What to produce
From the entries below, gather every line containing the string "Search".

The input
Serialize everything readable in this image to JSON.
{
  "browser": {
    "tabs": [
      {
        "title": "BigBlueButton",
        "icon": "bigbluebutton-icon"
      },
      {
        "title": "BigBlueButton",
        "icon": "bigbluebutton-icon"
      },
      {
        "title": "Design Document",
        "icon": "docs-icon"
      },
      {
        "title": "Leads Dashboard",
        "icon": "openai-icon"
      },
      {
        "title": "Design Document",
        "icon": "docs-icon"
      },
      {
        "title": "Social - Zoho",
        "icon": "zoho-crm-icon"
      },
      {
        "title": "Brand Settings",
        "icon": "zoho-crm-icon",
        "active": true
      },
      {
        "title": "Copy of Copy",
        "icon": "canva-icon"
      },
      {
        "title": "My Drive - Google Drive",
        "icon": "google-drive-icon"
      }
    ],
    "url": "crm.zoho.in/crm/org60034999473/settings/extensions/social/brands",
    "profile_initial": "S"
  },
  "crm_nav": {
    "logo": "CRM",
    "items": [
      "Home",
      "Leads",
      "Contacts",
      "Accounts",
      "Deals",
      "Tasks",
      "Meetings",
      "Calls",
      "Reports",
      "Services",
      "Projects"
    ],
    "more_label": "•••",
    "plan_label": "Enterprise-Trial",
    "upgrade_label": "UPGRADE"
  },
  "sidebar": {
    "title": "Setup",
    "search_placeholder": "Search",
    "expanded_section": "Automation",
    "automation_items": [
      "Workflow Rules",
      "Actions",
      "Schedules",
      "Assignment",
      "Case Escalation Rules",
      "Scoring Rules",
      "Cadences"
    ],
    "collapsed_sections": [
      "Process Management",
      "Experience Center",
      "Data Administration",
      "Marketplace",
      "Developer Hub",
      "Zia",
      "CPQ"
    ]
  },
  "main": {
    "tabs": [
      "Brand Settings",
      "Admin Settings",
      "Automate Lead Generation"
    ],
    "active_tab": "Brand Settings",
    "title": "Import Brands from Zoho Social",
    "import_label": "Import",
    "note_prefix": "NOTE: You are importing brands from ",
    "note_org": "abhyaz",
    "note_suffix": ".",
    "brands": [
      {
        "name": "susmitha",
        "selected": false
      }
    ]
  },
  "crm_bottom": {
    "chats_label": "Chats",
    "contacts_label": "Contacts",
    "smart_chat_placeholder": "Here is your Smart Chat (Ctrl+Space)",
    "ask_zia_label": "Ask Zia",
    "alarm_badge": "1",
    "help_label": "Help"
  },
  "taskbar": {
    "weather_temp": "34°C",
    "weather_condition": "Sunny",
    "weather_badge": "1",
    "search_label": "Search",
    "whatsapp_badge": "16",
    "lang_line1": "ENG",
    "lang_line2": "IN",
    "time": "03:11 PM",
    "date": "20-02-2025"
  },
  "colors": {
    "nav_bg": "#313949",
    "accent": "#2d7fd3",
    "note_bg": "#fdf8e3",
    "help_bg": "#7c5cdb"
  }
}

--

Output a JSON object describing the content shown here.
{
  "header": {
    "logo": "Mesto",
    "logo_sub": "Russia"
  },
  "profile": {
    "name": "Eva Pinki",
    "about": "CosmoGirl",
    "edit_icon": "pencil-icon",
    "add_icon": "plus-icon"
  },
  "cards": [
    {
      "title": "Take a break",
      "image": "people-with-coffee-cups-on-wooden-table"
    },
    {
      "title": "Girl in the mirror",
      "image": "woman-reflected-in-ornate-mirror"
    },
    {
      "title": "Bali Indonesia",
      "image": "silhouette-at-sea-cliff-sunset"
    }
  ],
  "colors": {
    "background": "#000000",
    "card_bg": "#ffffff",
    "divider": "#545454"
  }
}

Response
    "search_placeholder": "Search",
    "search_label": "Search",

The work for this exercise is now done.